Researchers hope the technique can be used to preserve the fertility of boys undergoing cancer treatment, who are not able to provide a sperm sample. Some forms of cancer treatment may reduce men's fertility, so they can opt to have their sperm cryogenically frozen, but this is not a possibility for children yet to undergo puberty.
'The cryopreservation of testicle tissue may be a realistic measure for preserving fertility', the researchers wrote in Nature Communications.
The team, from Yokohama City University, took 30 tissue samples from the testes of five-day-old mice, then cryopreserved them.

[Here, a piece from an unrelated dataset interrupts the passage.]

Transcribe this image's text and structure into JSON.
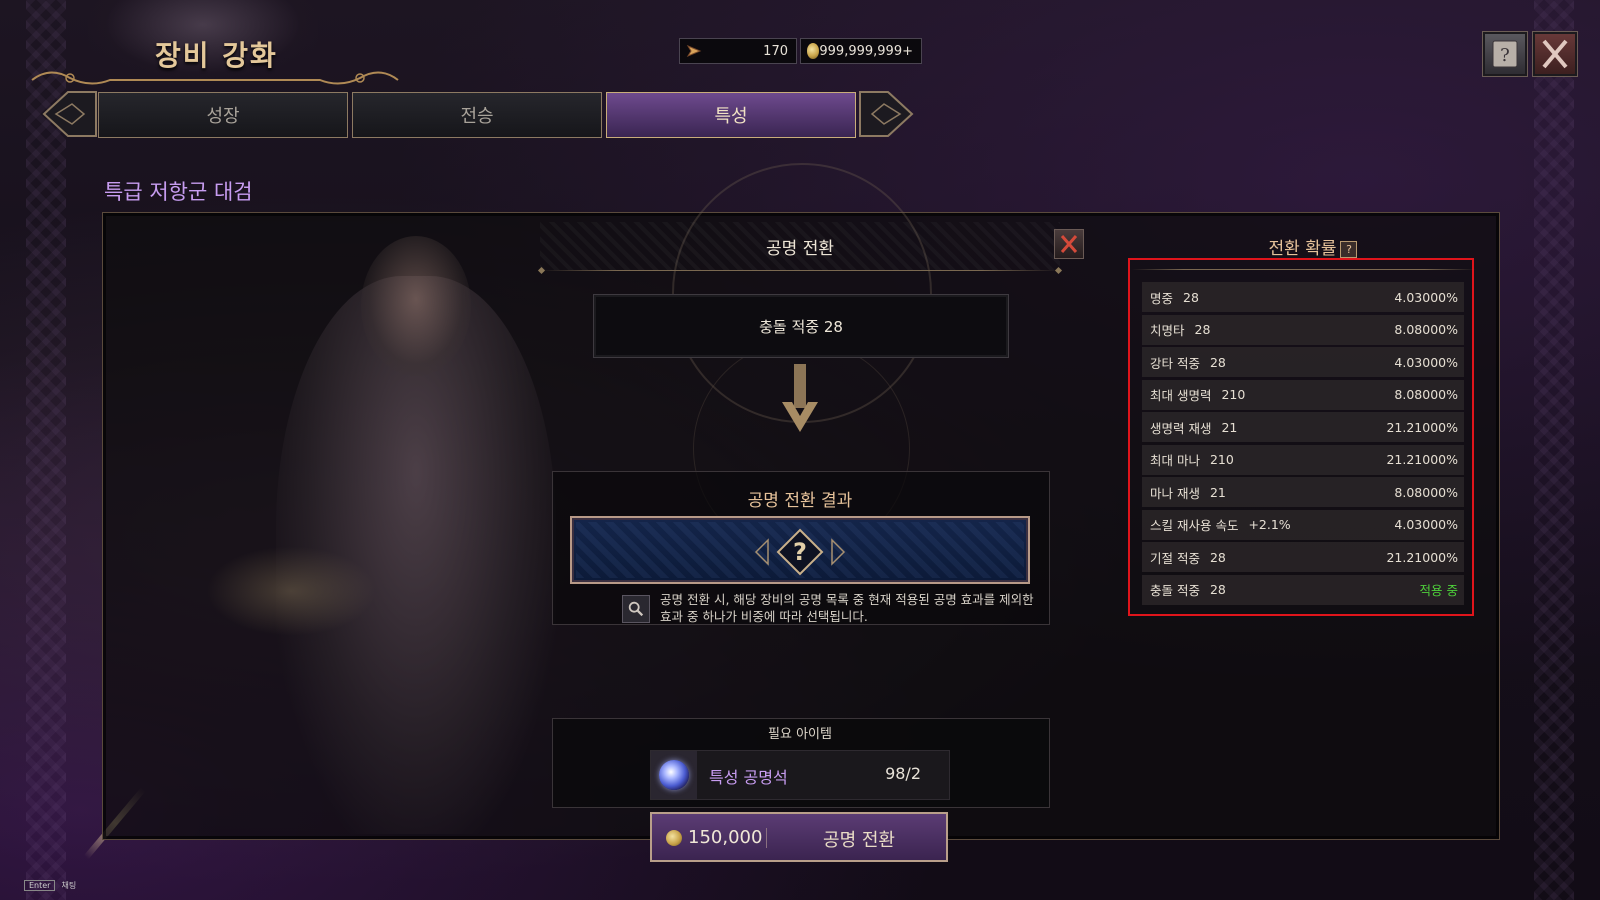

After thawing the tissue and growing it in the lab, mature sperm cells began to develop in 17 of the samples.
The sperm cells, and immature sperm precursors called spermatids, were then injected into mouse egg cells. The 156 resulting embryos were transferred into female mice, and eight healthy mouse pups were born. These mice were healthy, able to mate normally and produced their own offspring.
The researchers noted that samples of rat testicles could not successfully produce sperm in the lab after being thawed, so it is possible that the technique does not work in other animals. However, the team are now beginning to develop a method that will work for human samples.
'We are now working on human samples, which are very different from mice tissue, I have to find some trick to make it work, so it's very difficult to predict how long that will take'.
Dr Allan Pacey, andrology lecturer from the University of Sheffield, told the BBC: 'We would need to check that lab-made sperm were genetically normal and that any babies born are going to be healthy and fertile themselves. But based on this research in mice, the data looks encouraging and I hope that proper trials in humans will soon begin'.